[[ RECORDS FOR THIS EXERCISE open ]]

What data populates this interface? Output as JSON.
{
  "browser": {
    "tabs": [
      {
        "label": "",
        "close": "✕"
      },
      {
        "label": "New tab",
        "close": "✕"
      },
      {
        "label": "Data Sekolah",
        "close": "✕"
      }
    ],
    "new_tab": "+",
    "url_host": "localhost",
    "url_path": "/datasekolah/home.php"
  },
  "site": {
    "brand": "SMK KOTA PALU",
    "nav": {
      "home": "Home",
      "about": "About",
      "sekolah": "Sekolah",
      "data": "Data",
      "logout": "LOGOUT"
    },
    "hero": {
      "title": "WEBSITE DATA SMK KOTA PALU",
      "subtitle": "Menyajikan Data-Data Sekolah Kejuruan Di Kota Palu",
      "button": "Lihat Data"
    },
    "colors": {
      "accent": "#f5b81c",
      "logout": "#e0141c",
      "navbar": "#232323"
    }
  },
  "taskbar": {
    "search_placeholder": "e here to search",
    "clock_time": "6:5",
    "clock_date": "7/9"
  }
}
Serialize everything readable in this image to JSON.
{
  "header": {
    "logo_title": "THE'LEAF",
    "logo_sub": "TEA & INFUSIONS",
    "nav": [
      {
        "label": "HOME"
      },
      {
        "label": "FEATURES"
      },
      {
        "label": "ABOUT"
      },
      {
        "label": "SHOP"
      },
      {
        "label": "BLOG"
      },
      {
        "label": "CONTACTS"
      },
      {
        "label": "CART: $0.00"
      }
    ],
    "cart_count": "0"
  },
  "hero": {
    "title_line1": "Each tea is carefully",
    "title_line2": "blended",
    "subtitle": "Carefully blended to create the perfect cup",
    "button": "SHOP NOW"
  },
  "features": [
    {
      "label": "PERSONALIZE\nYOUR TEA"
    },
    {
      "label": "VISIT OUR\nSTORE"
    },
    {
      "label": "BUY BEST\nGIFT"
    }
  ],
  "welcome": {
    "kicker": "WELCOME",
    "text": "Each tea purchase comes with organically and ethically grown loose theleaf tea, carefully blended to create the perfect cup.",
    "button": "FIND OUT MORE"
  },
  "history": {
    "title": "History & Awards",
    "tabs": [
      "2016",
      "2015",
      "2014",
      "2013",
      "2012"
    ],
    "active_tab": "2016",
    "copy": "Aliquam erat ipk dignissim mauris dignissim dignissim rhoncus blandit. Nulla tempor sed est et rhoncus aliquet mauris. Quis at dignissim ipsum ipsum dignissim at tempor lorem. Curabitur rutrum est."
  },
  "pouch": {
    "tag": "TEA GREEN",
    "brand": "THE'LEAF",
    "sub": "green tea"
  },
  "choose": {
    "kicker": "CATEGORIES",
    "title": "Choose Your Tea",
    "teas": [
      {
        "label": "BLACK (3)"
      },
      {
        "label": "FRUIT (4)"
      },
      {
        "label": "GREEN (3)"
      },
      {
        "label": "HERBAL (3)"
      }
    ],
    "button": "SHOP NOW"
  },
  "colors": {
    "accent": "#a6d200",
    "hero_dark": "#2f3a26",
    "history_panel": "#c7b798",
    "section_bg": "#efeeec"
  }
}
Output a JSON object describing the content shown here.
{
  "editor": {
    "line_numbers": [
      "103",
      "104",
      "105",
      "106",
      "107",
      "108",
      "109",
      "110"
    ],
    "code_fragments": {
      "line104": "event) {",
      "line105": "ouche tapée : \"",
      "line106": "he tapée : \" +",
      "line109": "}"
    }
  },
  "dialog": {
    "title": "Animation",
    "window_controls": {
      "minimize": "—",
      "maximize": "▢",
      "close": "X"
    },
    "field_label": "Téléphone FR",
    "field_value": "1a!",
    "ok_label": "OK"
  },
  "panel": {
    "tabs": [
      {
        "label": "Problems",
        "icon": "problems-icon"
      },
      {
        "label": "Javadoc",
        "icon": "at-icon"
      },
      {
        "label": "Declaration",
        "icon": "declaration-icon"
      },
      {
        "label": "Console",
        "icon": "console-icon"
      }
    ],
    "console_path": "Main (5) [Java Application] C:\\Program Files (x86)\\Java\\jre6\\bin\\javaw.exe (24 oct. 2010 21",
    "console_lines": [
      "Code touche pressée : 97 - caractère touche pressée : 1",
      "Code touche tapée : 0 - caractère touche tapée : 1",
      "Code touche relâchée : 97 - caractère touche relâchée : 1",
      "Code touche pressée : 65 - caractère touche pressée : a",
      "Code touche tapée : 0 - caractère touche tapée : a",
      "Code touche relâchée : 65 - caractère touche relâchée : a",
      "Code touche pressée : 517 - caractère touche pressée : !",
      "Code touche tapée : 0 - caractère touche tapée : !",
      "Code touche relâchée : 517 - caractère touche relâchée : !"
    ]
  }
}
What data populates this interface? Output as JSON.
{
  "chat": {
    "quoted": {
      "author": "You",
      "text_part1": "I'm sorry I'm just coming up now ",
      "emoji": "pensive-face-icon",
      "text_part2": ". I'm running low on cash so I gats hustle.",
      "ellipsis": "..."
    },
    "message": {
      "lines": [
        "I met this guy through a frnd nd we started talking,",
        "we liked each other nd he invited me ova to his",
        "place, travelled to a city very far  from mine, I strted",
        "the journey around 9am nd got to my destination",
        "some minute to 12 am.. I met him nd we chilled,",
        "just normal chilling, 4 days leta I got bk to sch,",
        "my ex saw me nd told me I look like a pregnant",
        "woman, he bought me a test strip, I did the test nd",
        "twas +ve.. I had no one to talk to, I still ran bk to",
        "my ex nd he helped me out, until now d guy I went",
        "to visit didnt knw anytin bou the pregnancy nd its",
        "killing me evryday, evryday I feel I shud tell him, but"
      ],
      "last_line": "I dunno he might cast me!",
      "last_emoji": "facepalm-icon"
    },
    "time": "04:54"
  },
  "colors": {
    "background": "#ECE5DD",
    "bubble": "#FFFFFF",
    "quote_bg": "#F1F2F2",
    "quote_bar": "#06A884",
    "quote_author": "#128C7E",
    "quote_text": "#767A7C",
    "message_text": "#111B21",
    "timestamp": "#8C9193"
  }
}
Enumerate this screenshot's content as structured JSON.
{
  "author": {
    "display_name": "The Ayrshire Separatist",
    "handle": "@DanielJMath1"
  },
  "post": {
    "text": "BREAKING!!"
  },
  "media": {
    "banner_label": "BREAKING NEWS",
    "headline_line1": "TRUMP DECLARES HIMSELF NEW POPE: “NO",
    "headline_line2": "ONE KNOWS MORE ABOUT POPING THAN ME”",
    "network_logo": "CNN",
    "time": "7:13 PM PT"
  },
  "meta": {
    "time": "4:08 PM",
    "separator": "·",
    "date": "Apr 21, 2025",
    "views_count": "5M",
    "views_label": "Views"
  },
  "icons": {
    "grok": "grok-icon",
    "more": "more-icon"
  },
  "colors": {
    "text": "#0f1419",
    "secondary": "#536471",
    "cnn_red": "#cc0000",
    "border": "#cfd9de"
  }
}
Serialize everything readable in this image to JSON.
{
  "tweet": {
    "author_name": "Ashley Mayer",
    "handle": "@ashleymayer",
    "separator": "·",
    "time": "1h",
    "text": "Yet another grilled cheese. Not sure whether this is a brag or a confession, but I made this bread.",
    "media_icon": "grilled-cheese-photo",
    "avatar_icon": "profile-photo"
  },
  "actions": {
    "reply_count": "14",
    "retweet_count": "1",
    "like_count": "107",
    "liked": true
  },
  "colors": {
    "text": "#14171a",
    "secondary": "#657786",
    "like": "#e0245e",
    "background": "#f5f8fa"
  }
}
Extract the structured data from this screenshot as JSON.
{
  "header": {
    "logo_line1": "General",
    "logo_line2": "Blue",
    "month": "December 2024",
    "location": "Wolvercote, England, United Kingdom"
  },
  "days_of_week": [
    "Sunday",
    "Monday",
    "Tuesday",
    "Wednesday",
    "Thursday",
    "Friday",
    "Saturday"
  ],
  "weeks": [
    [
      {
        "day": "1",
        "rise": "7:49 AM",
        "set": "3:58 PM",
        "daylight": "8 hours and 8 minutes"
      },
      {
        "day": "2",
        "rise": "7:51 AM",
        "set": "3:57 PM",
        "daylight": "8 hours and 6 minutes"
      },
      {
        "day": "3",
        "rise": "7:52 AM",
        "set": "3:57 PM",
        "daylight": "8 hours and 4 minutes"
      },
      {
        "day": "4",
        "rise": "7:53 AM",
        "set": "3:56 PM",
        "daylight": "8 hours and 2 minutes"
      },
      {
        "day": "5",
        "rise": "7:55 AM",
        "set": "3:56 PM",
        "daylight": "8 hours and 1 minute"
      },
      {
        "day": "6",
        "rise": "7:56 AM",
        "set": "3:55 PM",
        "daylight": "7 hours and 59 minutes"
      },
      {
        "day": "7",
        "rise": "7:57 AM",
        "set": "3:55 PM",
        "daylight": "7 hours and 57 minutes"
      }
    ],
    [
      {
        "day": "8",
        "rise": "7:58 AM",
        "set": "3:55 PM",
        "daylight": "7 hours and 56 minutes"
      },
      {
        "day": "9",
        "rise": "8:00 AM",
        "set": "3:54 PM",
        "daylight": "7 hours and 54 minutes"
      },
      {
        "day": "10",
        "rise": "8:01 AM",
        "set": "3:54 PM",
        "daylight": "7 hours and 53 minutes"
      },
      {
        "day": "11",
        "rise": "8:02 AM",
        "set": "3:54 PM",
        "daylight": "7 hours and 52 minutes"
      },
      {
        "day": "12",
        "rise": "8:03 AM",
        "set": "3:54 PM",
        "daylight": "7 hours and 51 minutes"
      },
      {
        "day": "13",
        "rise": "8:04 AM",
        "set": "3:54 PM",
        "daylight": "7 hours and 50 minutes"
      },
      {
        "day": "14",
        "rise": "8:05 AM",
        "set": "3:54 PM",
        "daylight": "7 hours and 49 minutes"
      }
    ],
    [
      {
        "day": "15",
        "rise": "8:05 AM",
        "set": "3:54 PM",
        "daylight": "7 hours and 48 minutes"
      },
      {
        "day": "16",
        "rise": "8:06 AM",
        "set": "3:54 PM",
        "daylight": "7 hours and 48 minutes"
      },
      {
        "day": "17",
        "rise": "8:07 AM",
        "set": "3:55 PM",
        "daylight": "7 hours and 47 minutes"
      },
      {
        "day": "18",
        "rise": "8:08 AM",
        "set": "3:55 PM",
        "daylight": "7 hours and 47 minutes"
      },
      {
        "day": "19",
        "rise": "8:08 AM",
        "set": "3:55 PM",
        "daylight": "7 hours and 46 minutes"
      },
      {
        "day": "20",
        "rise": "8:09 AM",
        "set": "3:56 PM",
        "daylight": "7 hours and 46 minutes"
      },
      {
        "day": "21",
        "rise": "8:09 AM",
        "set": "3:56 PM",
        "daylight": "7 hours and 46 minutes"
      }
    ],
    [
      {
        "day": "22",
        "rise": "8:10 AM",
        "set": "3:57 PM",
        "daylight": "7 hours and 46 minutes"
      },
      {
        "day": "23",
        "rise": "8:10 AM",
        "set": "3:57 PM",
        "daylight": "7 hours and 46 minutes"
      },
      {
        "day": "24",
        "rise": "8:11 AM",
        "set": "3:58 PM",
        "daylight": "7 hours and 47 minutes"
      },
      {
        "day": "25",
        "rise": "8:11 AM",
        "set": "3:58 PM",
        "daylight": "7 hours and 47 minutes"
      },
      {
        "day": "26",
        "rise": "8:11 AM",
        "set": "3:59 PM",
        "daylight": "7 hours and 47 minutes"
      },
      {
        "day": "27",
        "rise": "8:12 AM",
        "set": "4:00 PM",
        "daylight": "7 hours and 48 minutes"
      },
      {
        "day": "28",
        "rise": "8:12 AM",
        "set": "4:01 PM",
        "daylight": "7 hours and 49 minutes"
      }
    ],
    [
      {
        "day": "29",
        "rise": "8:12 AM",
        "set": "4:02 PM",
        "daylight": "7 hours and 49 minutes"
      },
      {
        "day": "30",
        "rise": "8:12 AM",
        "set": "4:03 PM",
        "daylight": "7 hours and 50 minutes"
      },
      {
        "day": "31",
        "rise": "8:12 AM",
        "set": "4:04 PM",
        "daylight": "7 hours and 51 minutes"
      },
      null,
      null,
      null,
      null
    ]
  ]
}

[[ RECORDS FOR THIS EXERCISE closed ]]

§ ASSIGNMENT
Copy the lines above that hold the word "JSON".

§ YOUR SOLUTION
What data populates this interface? Output as JSON.
Serialize everything readable in this image to JSON.
Output a JSON object describing the content shown here.
What data populates this interface? Output as JSON.
Enumerate this screenshot's content as structured JSON.
Serialize everything readable in this image to JSON.
Extract the structured data from this screenshot as JSON.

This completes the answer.